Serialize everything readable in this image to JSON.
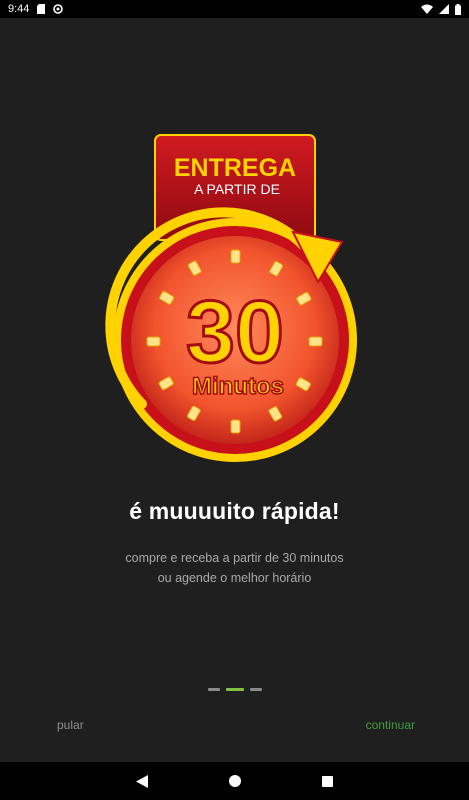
{
  "status_bar": {
    "time": "9:44",
    "icons": [
      "sd-card-icon",
      "sync-icon",
      "wifi-icon",
      "signal-icon",
      "battery-icon"
    ]
  },
  "hero": {
    "badge_top": "ENTREGA",
    "badge_sub": "A PARTIR DE",
    "number": "30",
    "unit": "Minutos",
    "colors": {
      "red": "#c8101a",
      "yellow": "#ffd200",
      "orange": "#f2542d"
    }
  },
  "headline": "é muuuuito rápida!",
  "subtitle": {
    "line1": "compre e receba a partir de 30 minutos",
    "line2": "ou agende o melhor horário"
  },
  "pager": {
    "count": 3,
    "active_index": 1
  },
  "actions": {
    "skip": "pular",
    "next": "continuar"
  },
  "navigation": {
    "buttons": [
      "back-icon",
      "home-icon",
      "recents-icon"
    ]
  }
}
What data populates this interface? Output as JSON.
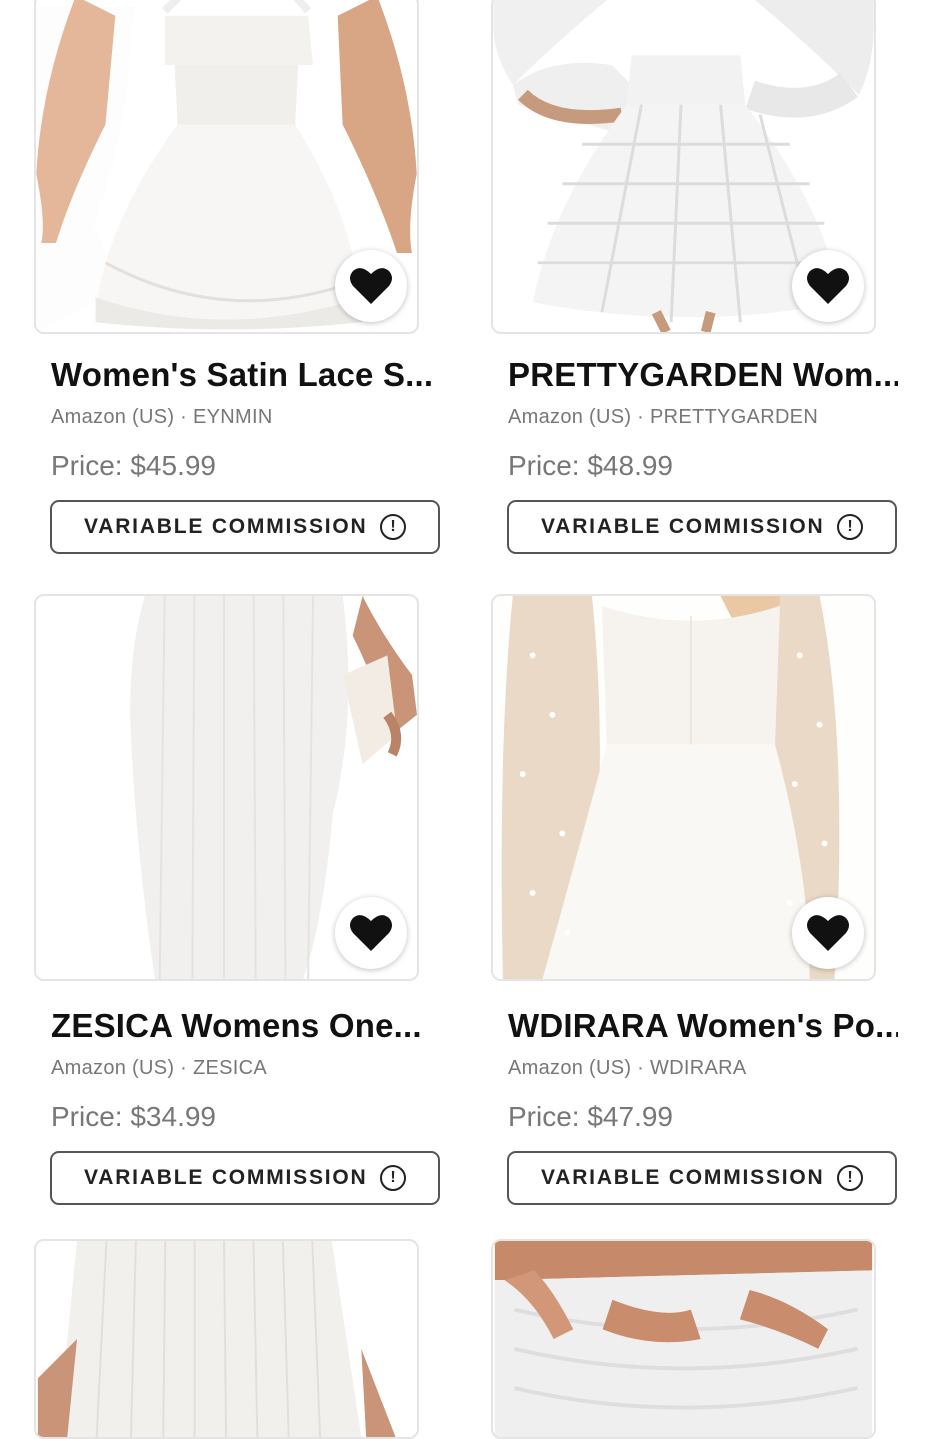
{
  "products": [
    {
      "title": "Women's Satin Lace S...",
      "merchant": "Amazon (US) · EYNMIN",
      "price": "Price: $45.99",
      "commission_label": "VARIABLE COMMISSION",
      "info_glyph": "!",
      "favorite_icon": "heart-icon"
    },
    {
      "title": "PRETTYGARDEN Wom...",
      "merchant": "Amazon (US) · PRETTYGARDEN",
      "price": "Price: $48.99",
      "commission_label": "VARIABLE COMMISSION",
      "info_glyph": "!",
      "favorite_icon": "heart-icon"
    },
    {
      "title": "ZESICA Womens One...",
      "merchant": "Amazon (US) · ZESICA",
      "price": "Price: $34.99",
      "commission_label": "VARIABLE COMMISSION",
      "info_glyph": "!",
      "favorite_icon": "heart-icon"
    },
    {
      "title": "WDIRARA Women's Po...",
      "merchant": "Amazon (US) · WDIRARA",
      "price": "Price: $47.99",
      "commission_label": "VARIABLE COMMISSION",
      "info_glyph": "!",
      "favorite_icon": "heart-icon"
    },
    {
      "title": "",
      "merchant": "",
      "price": "",
      "commission_label": "",
      "info_glyph": "",
      "favorite_icon": ""
    },
    {
      "title": "",
      "merchant": "",
      "price": "",
      "commission_label": "",
      "info_glyph": "",
      "favorite_icon": ""
    }
  ],
  "colors": {
    "border": "#e4e4e4",
    "text": "#111111",
    "muted": "#777777",
    "button_border": "#555555"
  }
}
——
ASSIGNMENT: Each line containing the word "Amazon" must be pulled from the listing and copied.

TASK RESULT:
      "merchant": "Amazon (US) · EYNMIN",
      "merchant": "Amazon (US) · PRETTYGARDEN",
      "merchant": "Amazon (US) · ZESICA",
      "merchant": "Amazon (US) · WDIRARA",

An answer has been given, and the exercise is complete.